Submissions closed on 10 March 2017. 350 Australia made a submission.
Access the full text of our submission here:
We support the core aim of the Ministerial Forum – to achieve a reduction in greenhouse emissions from Australia’s road transport sector. Our comments are driven by the urgency of this imperative in the light of the worsening climate crisis. It is our view that, as Australia’s electricity sector is progressively transformed, the decarbonisation of the transport sector will, during the next decade, emerge as a major priority for meeting our commitments under the Paris Agreement and for taking the further actions required if Australia is to contribute its fair share to limit global warming to 2°C and preferably less.

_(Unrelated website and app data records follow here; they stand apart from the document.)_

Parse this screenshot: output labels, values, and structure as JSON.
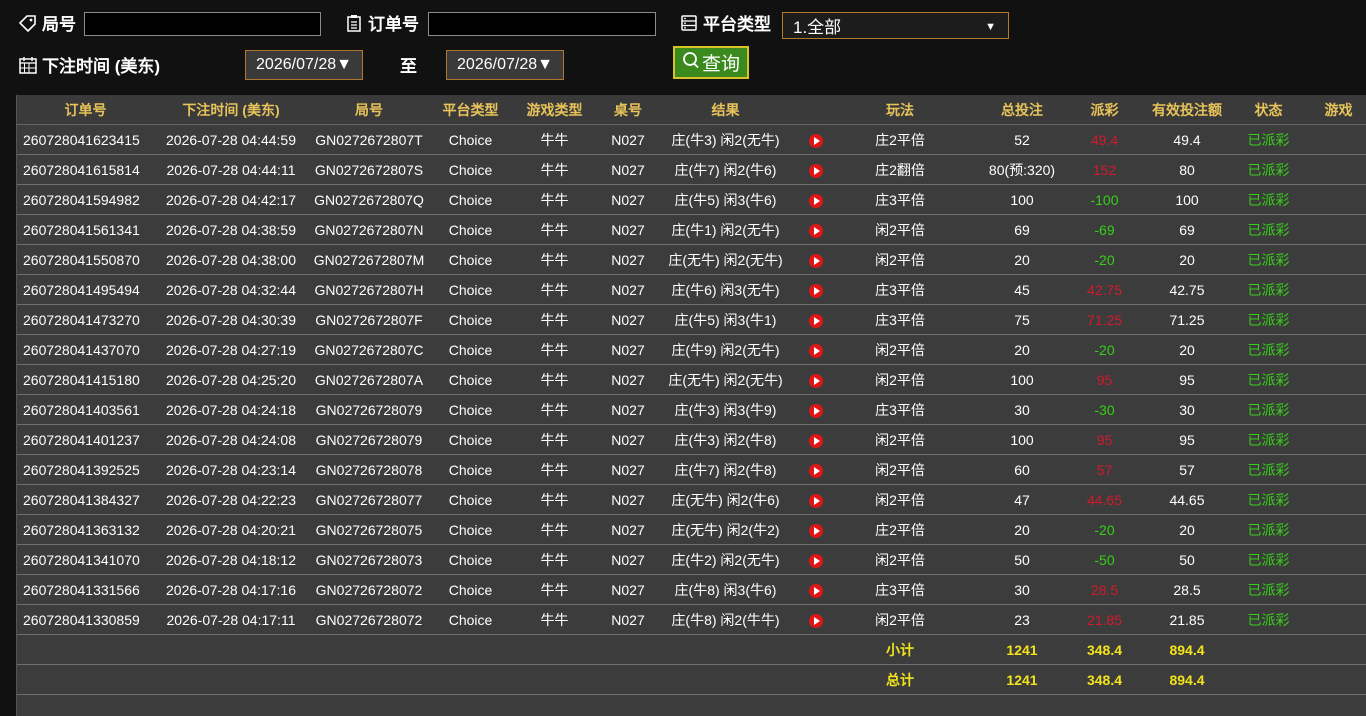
{
  "filters": {
    "round_label": "局号",
    "round_value": "",
    "order_label": "订单号",
    "order_value": "",
    "platform_label": "平台类型",
    "platform_selected": "1.全部",
    "time_label": "下注时间 (美东)",
    "date_from": "2026/07/28▼",
    "to_label": "至",
    "date_to": "2026/07/28▼",
    "query_label": "查询"
  },
  "table": {
    "headers": [
      "订单号",
      "下注时间 (美东)",
      "局号",
      "平台类型",
      "游戏类型",
      "桌号",
      "结果",
      "",
      "玩法",
      "总投注",
      "派彩",
      "有效投注额",
      "状态",
      "游戏"
    ],
    "rows": [
      {
        "order": "260728041623415",
        "time": "2026-07-28 04:44:59",
        "round": "GN0272672807T",
        "platform": "Choice",
        "game": "牛牛",
        "table": "N027",
        "result": "庄(牛3) 闲2(无牛)",
        "play": "庄2平倍",
        "bet": "52",
        "payout": "49.4",
        "payout_sign": "pos",
        "valid": "49.4",
        "status": "已派彩"
      },
      {
        "order": "260728041615814",
        "time": "2026-07-28 04:44:11",
        "round": "GN0272672807S",
        "platform": "Choice",
        "game": "牛牛",
        "table": "N027",
        "result": "庄(牛7) 闲2(牛6)",
        "play": "庄2翻倍",
        "bet": "80(预:320)",
        "payout": "152",
        "payout_sign": "pos",
        "valid": "80",
        "status": "已派彩"
      },
      {
        "order": "260728041594982",
        "time": "2026-07-28 04:42:17",
        "round": "GN0272672807Q",
        "platform": "Choice",
        "game": "牛牛",
        "table": "N027",
        "result": "庄(牛5) 闲3(牛6)",
        "play": "庄3平倍",
        "bet": "100",
        "payout": "-100",
        "payout_sign": "neg",
        "valid": "100",
        "status": "已派彩"
      },
      {
        "order": "260728041561341",
        "time": "2026-07-28 04:38:59",
        "round": "GN0272672807N",
        "platform": "Choice",
        "game": "牛牛",
        "table": "N027",
        "result": "庄(牛1) 闲2(无牛)",
        "play": "闲2平倍",
        "bet": "69",
        "payout": "-69",
        "payout_sign": "neg",
        "valid": "69",
        "status": "已派彩"
      },
      {
        "order": "260728041550870",
        "time": "2026-07-28 04:38:00",
        "round": "GN0272672807M",
        "platform": "Choice",
        "game": "牛牛",
        "table": "N027",
        "result": "庄(无牛) 闲2(无牛)",
        "play": "闲2平倍",
        "bet": "20",
        "payout": "-20",
        "payout_sign": "neg",
        "valid": "20",
        "status": "已派彩"
      },
      {
        "order": "260728041495494",
        "time": "2026-07-28 04:32:44",
        "round": "GN0272672807H",
        "platform": "Choice",
        "game": "牛牛",
        "table": "N027",
        "result": "庄(牛6) 闲3(无牛)",
        "play": "庄3平倍",
        "bet": "45",
        "payout": "42.75",
        "payout_sign": "pos",
        "valid": "42.75",
        "status": "已派彩"
      },
      {
        "order": "260728041473270",
        "time": "2026-07-28 04:30:39",
        "round": "GN0272672807F",
        "platform": "Choice",
        "game": "牛牛",
        "table": "N027",
        "result": "庄(牛5) 闲3(牛1)",
        "play": "庄3平倍",
        "bet": "75",
        "payout": "71.25",
        "payout_sign": "pos",
        "valid": "71.25",
        "status": "已派彩"
      },
      {
        "order": "260728041437070",
        "time": "2026-07-28 04:27:19",
        "round": "GN0272672807C",
        "platform": "Choice",
        "game": "牛牛",
        "table": "N027",
        "result": "庄(牛9) 闲2(无牛)",
        "play": "闲2平倍",
        "bet": "20",
        "payout": "-20",
        "payout_sign": "neg",
        "valid": "20",
        "status": "已派彩"
      },
      {
        "order": "260728041415180",
        "time": "2026-07-28 04:25:20",
        "round": "GN0272672807A",
        "platform": "Choice",
        "game": "牛牛",
        "table": "N027",
        "result": "庄(无牛) 闲2(无牛)",
        "play": "闲2平倍",
        "bet": "100",
        "payout": "95",
        "payout_sign": "pos",
        "valid": "95",
        "status": "已派彩"
      },
      {
        "order": "260728041403561",
        "time": "2026-07-28 04:24:18",
        "round": "GN02726728079",
        "platform": "Choice",
        "game": "牛牛",
        "table": "N027",
        "result": "庄(牛3) 闲3(牛9)",
        "play": "庄3平倍",
        "bet": "30",
        "payout": "-30",
        "payout_sign": "neg",
        "valid": "30",
        "status": "已派彩"
      },
      {
        "order": "260728041401237",
        "time": "2026-07-28 04:24:08",
        "round": "GN02726728079",
        "platform": "Choice",
        "game": "牛牛",
        "table": "N027",
        "result": "庄(牛3) 闲2(牛8)",
        "play": "闲2平倍",
        "bet": "100",
        "payout": "95",
        "payout_sign": "pos",
        "valid": "95",
        "status": "已派彩"
      },
      {
        "order": "260728041392525",
        "time": "2026-07-28 04:23:14",
        "round": "GN02726728078",
        "platform": "Choice",
        "game": "牛牛",
        "table": "N027",
        "result": "庄(牛7) 闲2(牛8)",
        "play": "闲2平倍",
        "bet": "60",
        "payout": "57",
        "payout_sign": "pos",
        "valid": "57",
        "status": "已派彩"
      },
      {
        "order": "260728041384327",
        "time": "2026-07-28 04:22:23",
        "round": "GN02726728077",
        "platform": "Choice",
        "game": "牛牛",
        "table": "N027",
        "result": "庄(无牛) 闲2(牛6)",
        "play": "闲2平倍",
        "bet": "47",
        "payout": "44.65",
        "payout_sign": "pos",
        "valid": "44.65",
        "status": "已派彩"
      },
      {
        "order": "260728041363132",
        "time": "2026-07-28 04:20:21",
        "round": "GN02726728075",
        "platform": "Choice",
        "game": "牛牛",
        "table": "N027",
        "result": "庄(无牛) 闲2(牛2)",
        "play": "庄2平倍",
        "bet": "20",
        "payout": "-20",
        "payout_sign": "neg",
        "valid": "20",
        "status": "已派彩"
      },
      {
        "order": "260728041341070",
        "time": "2026-07-28 04:18:12",
        "round": "GN02726728073",
        "platform": "Choice",
        "game": "牛牛",
        "table": "N027",
        "result": "庄(牛2) 闲2(无牛)",
        "play": "闲2平倍",
        "bet": "50",
        "payout": "-50",
        "payout_sign": "neg",
        "valid": "50",
        "status": "已派彩"
      },
      {
        "order": "260728041331566",
        "time": "2026-07-28 04:17:16",
        "round": "GN02726728072",
        "platform": "Choice",
        "game": "牛牛",
        "table": "N027",
        "result": "庄(牛8) 闲3(牛6)",
        "play": "庄3平倍",
        "bet": "30",
        "payout": "28.5",
        "payout_sign": "pos",
        "valid": "28.5",
        "status": "已派彩"
      },
      {
        "order": "260728041330859",
        "time": "2026-07-28 04:17:11",
        "round": "GN02726728072",
        "platform": "Choice",
        "game": "牛牛",
        "table": "N027",
        "result": "庄(牛8) 闲2(牛牛)",
        "play": "闲2平倍",
        "bet": "23",
        "payout": "21.85",
        "payout_sign": "pos",
        "valid": "21.85",
        "status": "已派彩"
      }
    ],
    "subtotal": {
      "label": "小计",
      "bet": "1241",
      "payout": "348.4",
      "valid": "894.4"
    },
    "total": {
      "label": "总计",
      "bet": "1241",
      "payout": "348.4",
      "valid": "894.4"
    }
  },
  "colors": {
    "header_text": "#e7c35a",
    "negative": "#34d018",
    "positive": "#d21a2c",
    "status": "#34d018",
    "sum_text": "#f2e31b",
    "play_icon": "#e01616"
  }
}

We recognise that some of the issues canvassed in these comments could have been made last year in a response to the Ministerial Forum’s discussion paper. Nevertheless, during the past 12 months there have been significant advances in vehicle technologies which we urge the Ministerial Forum to consider.
We note COAG’s target of a 40% improvement in energy productivity between 2015 and 2030, and its strategy of “reducing barriers to entry in the market for new technologies and service options” as one means of achieving this target. Our comments will refer specifically to some of these “new technologies and service options”.
The Draft RIS identifies three options for fuel efficiency standards, and claims that the most ambitious of these options (105 grams of carbon dioxide emitted per km travelled) would align Australia with EU and US targets. However, we draw attention to the fact that the EU has a target of 95g/km by the year 2021, and is already assessing a target in the range 68-78g/km for the year 2025. We also note that the US has a target of 89g/km for the year 2025, and South Korea has a target of 97g/km for 2020. Given this background, in our view even the strongest target option in the Draft RIS looks quite weak.
We appreciate that Australia is starting from a higher-emissions baseline than these other jurisdictions, but we think it reasonable for Australia to lag their targets by no more than 5 years. On this basis we recommend a timeframe of no later than 2022 target of 105g/km, and we recommend that the Ministerial Forum undertake a review in 2020 with a view to aligning with the new EU standard (95g/km) by 2026.
In our view, the benefit-cost analysis for each of the three options in the Draft RIS was based on an inadequate estimate of the Social Cost of Carbon (SCC). We cite research supporting the use of a higher SCC which, had it been used, would estimate significantly higher benefits of CO2 abatement and would support our arguments for earlier and more stringent fuel efficiency standards.
We urge the Ministerial Forum to look beyond traditional vehicles and transport models, and to take account of two significant developments which will transform the light vehicle transport sector in the next two decades: the uptake of plug-in electric vehicles (EVs) and the trend towards new models of vehicle sharing. We will cite studies that underscore these developments and their implications for carbon emissions, and we will make some recommendations for action by the Ministerial Forum in this space.
Supplementary information may be found in this presentation.